(Recorded data)
=== Section Start ===

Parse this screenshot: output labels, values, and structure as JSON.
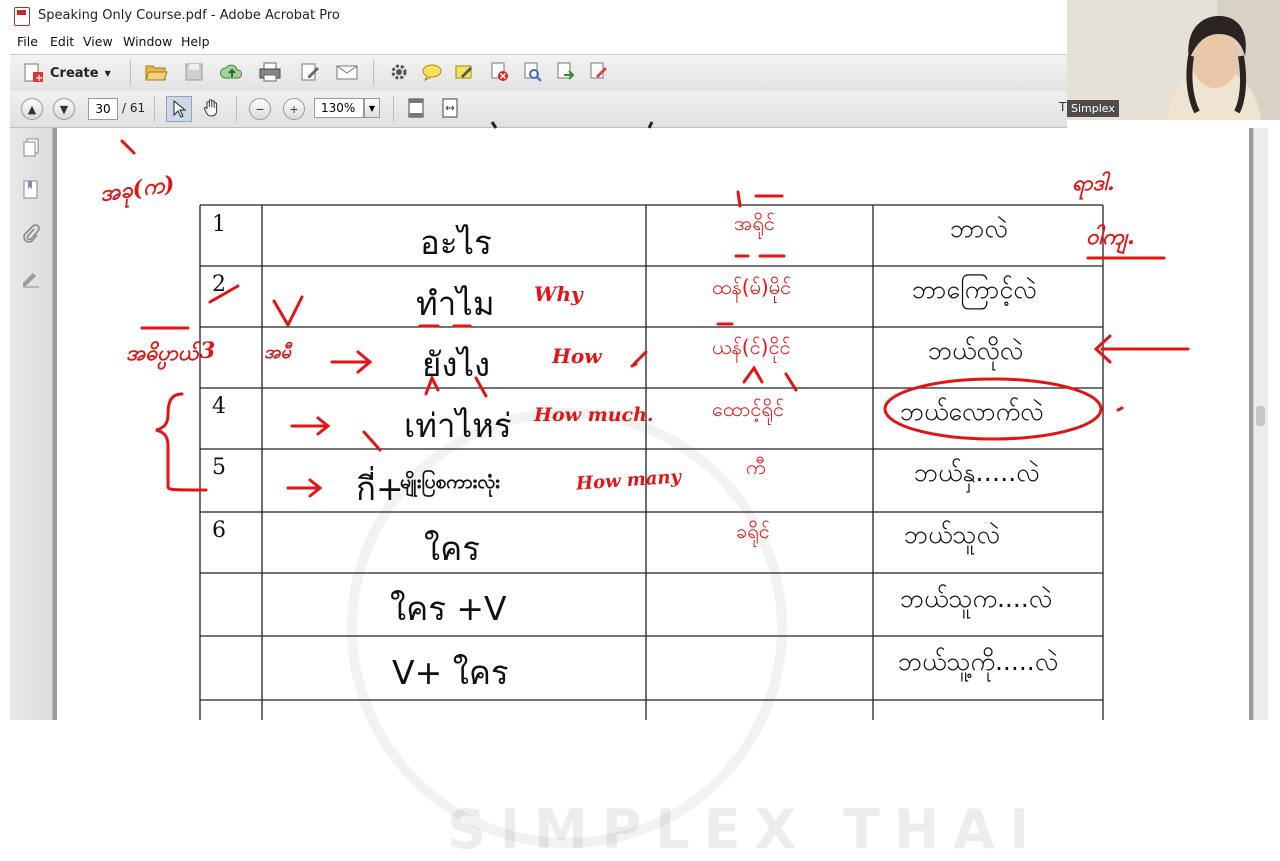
{
  "window": {
    "title": "Speaking Only Course.pdf - Adobe Acrobat Pro"
  },
  "menu": [
    "File",
    "Edit",
    "View",
    "Window",
    "Help"
  ],
  "toolbar": {
    "create_label": "Create",
    "icons": [
      "open-icon",
      "save-icon",
      "upload-icon",
      "print-icon",
      "edit-icon",
      "email-icon",
      "gear-icon",
      "comment-icon",
      "highlight-icon",
      "delete-icon",
      "find-icon",
      "export-icon",
      "sign-icon"
    ]
  },
  "navigation": {
    "current_page": "30",
    "total_pages": "/ 61",
    "zoom": "130%"
  },
  "webcam": {
    "name": "Simplex",
    "cut_text": "T"
  },
  "document": {
    "top_mark": "ၢ",
    "rows": [
      {
        "num": "1",
        "thai": "อะไร",
        "red": "အရိုင်",
        "myanmar": "ဘာလဲ"
      },
      {
        "num": "2",
        "thai": "ทำไม",
        "red": "ထန်(မ်)မိုင်",
        "myanmar": "ဘာကြောင့်လဲ"
      },
      {
        "num": "",
        "thai": "ยังไง",
        "red": "ယန်(င်)ငိုင်",
        "myanmar": "ဘယ်လိုလဲ"
      },
      {
        "num": "4",
        "thai": "เท่าไหร่",
        "red": "ထောင့်ရိုင်",
        "myanmar": "ဘယ်လောက်လဲ"
      },
      {
        "num": "5",
        "thai": "กี่+",
        "thai_suffix": "မျိုးပြစကားလုံး",
        "red": "ကီ",
        "myanmar": "ဘယ်နှ…..လဲ"
      },
      {
        "num": "6",
        "thai": "ใคร",
        "red": "ခရိုင်",
        "myanmar": "ဘယ်သူလဲ"
      },
      {
        "num": "",
        "thai": "ใคร +V",
        "red": "",
        "myanmar": "ဘယ်သူက....လဲ"
      },
      {
        "num": "",
        "thai": "V+ ใคร",
        "red": "",
        "myanmar": "ဘယ်သူ့ကို.....လဲ"
      }
    ],
    "annotations": {
      "left_top": "အခု(က)",
      "left_mid": "အဓိပ္ပာယ်",
      "left_word": "အမီ",
      "v_mark": "V",
      "mark3": "3",
      "why": "Why",
      "how": "How",
      "how_much": "How much.",
      "how_many": "How many",
      "right_top1": "ရာဒါ.",
      "right_top2": "ဝါကျ.",
      "dash": "-"
    }
  }
}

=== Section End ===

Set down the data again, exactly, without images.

— Exercise response —
Parse this screenshot: output labels, values, and structure as JSON.
{
  "window": {
    "title": "Speaking Only Course.pdf - Adobe Acrobat Pro"
  },
  "menu": [
    "File",
    "Edit",
    "View",
    "Window",
    "Help"
  ],
  "toolbar": {
    "create_label": "Create",
    "icons": [
      "open-icon",
      "save-icon",
      "upload-icon",
      "print-icon",
      "edit-icon",
      "email-icon",
      "gear-icon",
      "comment-icon",
      "highlight-icon",
      "delete-icon",
      "find-icon",
      "export-icon",
      "sign-icon"
    ]
  },
  "navigation": {
    "current_page": "30",
    "total_pages": "/ 61",
    "zoom": "130%"
  },
  "webcam": {
    "name": "Simplex",
    "cut_text": "T"
  },
  "document": {
    "top_mark": "ၢ",
    "rows": [
      {
        "num": "1",
        "thai": "อะไร",
        "red": "အရိုင်",
        "myanmar": "ဘာလဲ"
      },
      {
        "num": "2",
        "thai": "ทำไม",
        "red": "ထန်(မ်)မိုင်",
        "myanmar": "ဘာကြောင့်လဲ"
      },
      {
        "num": "",
        "thai": "ยังไง",
        "red": "ယန်(င်)ငိုင်",
        "myanmar": "ဘယ်လိုလဲ"
      },
      {
        "num": "4",
        "thai": "เท่าไหร่",
        "red": "ထောင့်ရိုင်",
        "myanmar": "ဘယ်လောက်လဲ"
      },
      {
        "num": "5",
        "thai": "กี่+",
        "thai_suffix": "မျိုးပြစကားလုံး",
        "red": "ကီ",
        "myanmar": "ဘယ်နှ…..လဲ"
      },
      {
        "num": "6",
        "thai": "ใคร",
        "red": "ခရိုင်",
        "myanmar": "ဘယ်သူလဲ"
      },
      {
        "num": "",
        "thai": "ใคร +V",
        "red": "",
        "myanmar": "ဘယ်သူက....လဲ"
      },
      {
        "num": "",
        "thai": "V+ ใคร",
        "red": "",
        "myanmar": "ဘယ်သူ့ကို.....လဲ"
      }
    ],
    "annotations": {
      "left_top": "အခု(က)",
      "left_mid": "အဓိပ္ပာယ်",
      "left_word": "အမီ",
      "v_mark": "V",
      "mark3": "3",
      "why": "Why",
      "how": "How",
      "how_much": "How much.",
      "how_many": "How many",
      "right_top1": "ရာဒါ.",
      "right_top2": "ဝါကျ.",
      "dash": "-"
    }
  }
}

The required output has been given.